Why are Li-ion energy cells made with more capacity but can only deliver limited discharging current below 2C rate? Or, why are Li-ion power cells made with higher discharging current (5C ~ 15C rate) but can only be available with less capacity?
The above two questions have induced a lot of curiosity for many people but the puzzles are still there nowadays and you can’t get a reasonable answer by Google searches. Only very few battery experts can answer these two questions for you. Let’s address these two questions today.
The answers can be obtained if you know how to dissect the IR (Internal Resistance) of a rechargeable Li-ion battery. Understanding the IR mechanism of a rechargeable Li-ion battery will not only help you understand the proper battery valuation but also enable you to wisely choose an optimized Li-ion battery to assemble battery packs for your applications. You may spend the least amount of installation cost by exploiting the battery for its longest lifetime capacity. However, this is a complicate topic and is beyond the scope of this blog post. We will just dissect the negative electrode (a partial IR mechanism) of a rechargeable Li-ion battery and answer the above two questions. Please look at the following two drawing.
The electron collector (shown in gold color) on the negative electrode of an energy cell is made of ED (Electrodeposited) copper foil, which allows more space to accommodate more anode active material. Thus, it creates more capacity but comes with a much higher resistance (higher IR) to slow down electrons flowing through the binding interface, which limits energy cells to deliver a large current. If you abuse an energy cell over 2C rate, the battery body temperature will rise above 75 degree C easily. Keep on abusing it, the battery may run into thermal runaway if its body temperature is over 130 degree C!

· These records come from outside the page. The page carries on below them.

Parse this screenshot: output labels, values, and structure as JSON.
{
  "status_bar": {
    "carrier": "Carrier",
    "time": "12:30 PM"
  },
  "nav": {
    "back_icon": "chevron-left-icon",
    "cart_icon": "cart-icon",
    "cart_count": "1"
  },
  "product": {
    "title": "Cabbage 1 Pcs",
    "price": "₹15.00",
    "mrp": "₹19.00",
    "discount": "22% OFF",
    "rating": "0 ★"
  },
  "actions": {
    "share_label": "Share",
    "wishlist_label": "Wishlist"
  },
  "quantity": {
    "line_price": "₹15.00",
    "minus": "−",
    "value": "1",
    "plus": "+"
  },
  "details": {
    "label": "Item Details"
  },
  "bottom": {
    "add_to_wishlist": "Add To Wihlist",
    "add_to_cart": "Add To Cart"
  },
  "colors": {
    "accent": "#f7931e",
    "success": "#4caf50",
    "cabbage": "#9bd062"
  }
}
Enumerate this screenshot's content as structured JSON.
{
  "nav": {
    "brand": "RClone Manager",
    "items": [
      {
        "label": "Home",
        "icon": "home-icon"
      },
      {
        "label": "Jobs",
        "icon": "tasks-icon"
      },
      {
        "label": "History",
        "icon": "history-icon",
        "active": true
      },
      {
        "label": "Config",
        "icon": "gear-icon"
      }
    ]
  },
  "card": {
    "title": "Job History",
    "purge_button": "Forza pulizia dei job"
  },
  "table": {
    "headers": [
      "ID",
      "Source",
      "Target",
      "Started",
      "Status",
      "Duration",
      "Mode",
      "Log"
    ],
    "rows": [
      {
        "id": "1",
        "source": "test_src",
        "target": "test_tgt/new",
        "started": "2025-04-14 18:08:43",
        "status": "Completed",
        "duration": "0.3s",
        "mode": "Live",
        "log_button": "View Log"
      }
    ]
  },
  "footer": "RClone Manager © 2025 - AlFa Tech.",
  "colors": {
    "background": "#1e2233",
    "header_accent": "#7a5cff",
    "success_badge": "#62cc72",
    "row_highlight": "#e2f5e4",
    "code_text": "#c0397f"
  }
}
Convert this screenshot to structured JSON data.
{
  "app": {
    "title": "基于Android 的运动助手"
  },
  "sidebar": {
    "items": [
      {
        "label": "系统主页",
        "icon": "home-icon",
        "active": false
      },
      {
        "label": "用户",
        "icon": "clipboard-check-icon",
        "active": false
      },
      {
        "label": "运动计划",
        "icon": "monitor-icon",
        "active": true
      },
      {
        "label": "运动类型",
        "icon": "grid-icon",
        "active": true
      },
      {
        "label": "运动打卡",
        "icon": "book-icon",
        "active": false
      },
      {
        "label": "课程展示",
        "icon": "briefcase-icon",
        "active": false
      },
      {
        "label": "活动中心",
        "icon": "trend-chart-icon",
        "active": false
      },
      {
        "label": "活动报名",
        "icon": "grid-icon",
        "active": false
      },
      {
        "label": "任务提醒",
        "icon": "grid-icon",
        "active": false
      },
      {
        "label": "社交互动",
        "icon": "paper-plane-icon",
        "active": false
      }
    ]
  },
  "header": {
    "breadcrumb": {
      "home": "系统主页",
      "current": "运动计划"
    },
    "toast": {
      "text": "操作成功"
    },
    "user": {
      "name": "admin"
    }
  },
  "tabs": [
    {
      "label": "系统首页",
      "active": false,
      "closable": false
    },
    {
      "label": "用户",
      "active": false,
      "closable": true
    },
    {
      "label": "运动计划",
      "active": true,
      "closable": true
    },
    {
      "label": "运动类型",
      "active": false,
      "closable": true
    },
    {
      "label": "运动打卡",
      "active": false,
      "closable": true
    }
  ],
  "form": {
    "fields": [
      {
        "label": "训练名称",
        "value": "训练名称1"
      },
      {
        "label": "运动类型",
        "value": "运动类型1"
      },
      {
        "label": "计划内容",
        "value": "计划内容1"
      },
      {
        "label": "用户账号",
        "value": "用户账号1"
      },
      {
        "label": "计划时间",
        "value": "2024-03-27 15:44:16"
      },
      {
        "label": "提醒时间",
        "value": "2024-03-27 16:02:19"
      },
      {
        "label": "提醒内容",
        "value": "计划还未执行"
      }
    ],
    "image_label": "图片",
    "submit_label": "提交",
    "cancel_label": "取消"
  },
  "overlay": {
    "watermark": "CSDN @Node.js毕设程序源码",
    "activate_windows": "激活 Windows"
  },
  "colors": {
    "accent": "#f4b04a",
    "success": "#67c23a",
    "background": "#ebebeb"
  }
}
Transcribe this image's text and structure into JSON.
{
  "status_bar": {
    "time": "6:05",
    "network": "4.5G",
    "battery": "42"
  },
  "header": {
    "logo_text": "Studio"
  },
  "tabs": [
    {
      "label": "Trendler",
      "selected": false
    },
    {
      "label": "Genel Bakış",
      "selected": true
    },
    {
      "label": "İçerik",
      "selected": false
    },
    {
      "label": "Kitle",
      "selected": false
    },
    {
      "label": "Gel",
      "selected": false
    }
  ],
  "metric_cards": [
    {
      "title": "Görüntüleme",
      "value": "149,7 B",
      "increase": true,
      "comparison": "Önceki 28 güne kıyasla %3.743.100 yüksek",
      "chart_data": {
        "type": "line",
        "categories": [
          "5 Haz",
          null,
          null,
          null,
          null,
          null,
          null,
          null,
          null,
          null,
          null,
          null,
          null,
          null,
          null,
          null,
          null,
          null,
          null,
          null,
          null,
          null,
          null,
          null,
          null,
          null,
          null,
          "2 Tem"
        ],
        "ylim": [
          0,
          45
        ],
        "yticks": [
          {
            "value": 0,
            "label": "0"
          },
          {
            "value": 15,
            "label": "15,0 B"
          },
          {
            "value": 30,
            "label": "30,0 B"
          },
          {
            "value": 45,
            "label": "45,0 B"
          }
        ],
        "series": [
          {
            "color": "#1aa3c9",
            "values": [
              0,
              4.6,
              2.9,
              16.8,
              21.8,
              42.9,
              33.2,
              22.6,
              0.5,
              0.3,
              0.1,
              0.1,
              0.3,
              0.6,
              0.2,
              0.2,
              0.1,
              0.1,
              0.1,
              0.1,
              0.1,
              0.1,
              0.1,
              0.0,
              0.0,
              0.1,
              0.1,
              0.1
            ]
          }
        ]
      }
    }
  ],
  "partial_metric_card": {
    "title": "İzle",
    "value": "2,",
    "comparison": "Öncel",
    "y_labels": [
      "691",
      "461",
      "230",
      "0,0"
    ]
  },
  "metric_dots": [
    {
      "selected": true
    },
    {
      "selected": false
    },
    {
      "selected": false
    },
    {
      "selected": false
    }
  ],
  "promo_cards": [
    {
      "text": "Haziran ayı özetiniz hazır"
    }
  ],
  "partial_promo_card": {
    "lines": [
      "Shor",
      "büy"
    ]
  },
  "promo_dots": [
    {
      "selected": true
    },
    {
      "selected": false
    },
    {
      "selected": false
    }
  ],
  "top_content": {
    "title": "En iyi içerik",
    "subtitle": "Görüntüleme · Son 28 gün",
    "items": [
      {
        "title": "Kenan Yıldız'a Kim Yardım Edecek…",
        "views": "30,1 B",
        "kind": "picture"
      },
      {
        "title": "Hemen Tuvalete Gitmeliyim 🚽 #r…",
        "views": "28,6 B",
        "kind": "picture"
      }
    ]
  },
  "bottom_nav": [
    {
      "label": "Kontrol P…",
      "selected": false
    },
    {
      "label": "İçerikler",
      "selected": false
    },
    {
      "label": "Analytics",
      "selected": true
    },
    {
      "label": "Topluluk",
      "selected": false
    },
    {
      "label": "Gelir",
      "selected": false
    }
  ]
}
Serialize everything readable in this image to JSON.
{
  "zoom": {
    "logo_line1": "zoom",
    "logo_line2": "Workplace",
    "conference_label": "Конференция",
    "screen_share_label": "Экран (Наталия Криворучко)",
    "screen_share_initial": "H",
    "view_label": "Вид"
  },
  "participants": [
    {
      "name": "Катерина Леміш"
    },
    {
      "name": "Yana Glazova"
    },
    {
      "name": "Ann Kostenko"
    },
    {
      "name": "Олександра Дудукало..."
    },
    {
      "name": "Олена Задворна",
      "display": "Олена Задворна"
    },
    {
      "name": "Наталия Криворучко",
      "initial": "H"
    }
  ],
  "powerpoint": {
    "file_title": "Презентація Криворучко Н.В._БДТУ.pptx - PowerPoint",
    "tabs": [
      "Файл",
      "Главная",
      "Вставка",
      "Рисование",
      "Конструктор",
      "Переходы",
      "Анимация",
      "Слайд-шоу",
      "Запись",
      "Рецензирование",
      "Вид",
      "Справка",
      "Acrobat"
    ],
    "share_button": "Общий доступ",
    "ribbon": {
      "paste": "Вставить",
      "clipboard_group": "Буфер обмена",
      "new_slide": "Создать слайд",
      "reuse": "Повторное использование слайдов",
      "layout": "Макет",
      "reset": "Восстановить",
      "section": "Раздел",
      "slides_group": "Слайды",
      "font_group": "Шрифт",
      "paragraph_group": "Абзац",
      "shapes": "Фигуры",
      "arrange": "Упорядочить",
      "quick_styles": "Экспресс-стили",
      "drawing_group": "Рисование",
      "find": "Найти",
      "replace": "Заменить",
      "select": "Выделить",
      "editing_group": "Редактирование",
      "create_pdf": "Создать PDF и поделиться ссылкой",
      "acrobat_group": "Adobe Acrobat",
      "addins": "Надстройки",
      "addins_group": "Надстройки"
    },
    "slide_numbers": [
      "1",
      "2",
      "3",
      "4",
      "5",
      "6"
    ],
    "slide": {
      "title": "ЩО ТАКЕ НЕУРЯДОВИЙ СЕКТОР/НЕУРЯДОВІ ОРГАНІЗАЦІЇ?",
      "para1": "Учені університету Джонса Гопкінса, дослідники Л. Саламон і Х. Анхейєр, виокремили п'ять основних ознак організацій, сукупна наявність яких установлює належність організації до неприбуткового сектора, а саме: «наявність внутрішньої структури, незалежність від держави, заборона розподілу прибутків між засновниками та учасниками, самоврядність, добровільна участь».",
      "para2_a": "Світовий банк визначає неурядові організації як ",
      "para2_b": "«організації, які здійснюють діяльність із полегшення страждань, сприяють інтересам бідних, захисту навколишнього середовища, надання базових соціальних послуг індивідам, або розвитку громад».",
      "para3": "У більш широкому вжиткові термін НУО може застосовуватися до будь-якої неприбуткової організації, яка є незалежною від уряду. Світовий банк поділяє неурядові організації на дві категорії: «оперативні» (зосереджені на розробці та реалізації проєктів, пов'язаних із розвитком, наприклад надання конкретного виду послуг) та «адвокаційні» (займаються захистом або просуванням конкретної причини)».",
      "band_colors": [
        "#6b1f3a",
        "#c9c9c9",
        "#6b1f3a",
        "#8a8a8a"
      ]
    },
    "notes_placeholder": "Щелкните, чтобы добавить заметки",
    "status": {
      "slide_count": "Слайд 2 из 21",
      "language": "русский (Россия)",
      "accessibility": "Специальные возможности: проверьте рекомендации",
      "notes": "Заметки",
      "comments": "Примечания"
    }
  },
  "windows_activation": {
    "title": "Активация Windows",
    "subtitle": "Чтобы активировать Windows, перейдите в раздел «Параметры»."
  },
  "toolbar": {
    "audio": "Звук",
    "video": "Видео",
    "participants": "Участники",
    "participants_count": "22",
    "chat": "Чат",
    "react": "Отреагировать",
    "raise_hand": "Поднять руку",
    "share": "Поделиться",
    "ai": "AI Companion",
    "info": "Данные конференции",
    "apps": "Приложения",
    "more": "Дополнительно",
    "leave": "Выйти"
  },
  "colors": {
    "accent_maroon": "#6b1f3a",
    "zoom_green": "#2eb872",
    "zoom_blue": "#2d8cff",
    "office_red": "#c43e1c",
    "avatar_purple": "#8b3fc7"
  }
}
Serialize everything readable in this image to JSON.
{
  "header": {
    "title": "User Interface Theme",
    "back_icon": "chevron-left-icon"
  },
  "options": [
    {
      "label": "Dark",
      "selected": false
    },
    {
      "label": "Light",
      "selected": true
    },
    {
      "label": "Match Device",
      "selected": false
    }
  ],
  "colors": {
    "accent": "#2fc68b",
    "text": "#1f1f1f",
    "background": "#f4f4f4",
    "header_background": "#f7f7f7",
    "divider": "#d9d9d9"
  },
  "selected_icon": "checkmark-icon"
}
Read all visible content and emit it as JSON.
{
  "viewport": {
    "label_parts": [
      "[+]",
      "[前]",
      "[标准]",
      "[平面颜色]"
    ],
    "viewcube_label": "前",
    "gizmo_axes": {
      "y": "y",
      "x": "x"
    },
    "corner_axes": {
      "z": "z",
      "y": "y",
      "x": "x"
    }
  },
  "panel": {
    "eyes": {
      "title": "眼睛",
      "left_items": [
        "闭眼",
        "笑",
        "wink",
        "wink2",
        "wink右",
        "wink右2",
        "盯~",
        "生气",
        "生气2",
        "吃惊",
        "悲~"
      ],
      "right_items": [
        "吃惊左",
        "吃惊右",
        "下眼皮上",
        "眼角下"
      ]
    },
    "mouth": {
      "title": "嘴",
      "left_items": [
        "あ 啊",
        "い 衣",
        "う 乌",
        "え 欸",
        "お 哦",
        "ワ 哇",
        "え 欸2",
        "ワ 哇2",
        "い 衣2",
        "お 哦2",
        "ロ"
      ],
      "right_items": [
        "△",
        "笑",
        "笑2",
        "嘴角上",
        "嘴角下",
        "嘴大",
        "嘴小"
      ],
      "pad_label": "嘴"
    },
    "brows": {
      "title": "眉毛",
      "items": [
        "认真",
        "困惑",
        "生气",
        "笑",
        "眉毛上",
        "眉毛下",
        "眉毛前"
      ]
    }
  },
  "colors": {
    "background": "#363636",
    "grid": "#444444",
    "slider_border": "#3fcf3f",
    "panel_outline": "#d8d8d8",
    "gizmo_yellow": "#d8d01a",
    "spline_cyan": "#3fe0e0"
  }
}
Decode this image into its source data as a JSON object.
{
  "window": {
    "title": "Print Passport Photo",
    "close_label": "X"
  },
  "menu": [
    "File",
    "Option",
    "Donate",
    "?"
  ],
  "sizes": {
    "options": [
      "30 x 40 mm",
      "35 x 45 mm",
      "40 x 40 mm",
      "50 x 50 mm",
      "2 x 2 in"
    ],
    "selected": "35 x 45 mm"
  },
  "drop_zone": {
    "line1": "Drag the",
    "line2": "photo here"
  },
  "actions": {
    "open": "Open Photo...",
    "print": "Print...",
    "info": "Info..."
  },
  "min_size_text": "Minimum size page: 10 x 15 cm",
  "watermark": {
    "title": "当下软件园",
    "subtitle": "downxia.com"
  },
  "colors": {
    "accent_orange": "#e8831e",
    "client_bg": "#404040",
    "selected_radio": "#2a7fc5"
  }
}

The electron collector on the negative electrode of a power cell is made of RA copper foil (Rolled copper Alloy), which reduces the space and can only accommodate less anode active material. Thus, it creates less capacity but comes with a much less resistance (lower IR) to speed up electrons flowing through the binding interface, which allows power cells to deliver a large current. If you let a power cell to drive an electrical load at its rated C rate, the battery body temperature will normally be below 70 degree C and you may continuously exploit the battery at its rated C rate for 150 ~ 2,000 cycles, depending on the cathode structure (i.e. approximately 2000 deep cycles for Li(N0.5M0.3C0.2)O2 cells or about 150 deep cycles for LiMn2O4 cells) and the type of proprietary electrolyte additives being used.
To this point, many people will still tell you that you can’t judge which kind of Li-ion battery is better because each of them has different advantage for their specific applications. This sounds correct but you will find that it is not true if you calculate and compare their “Lifetime Capacity”, which is the average capacity multiplied by their deep cycles.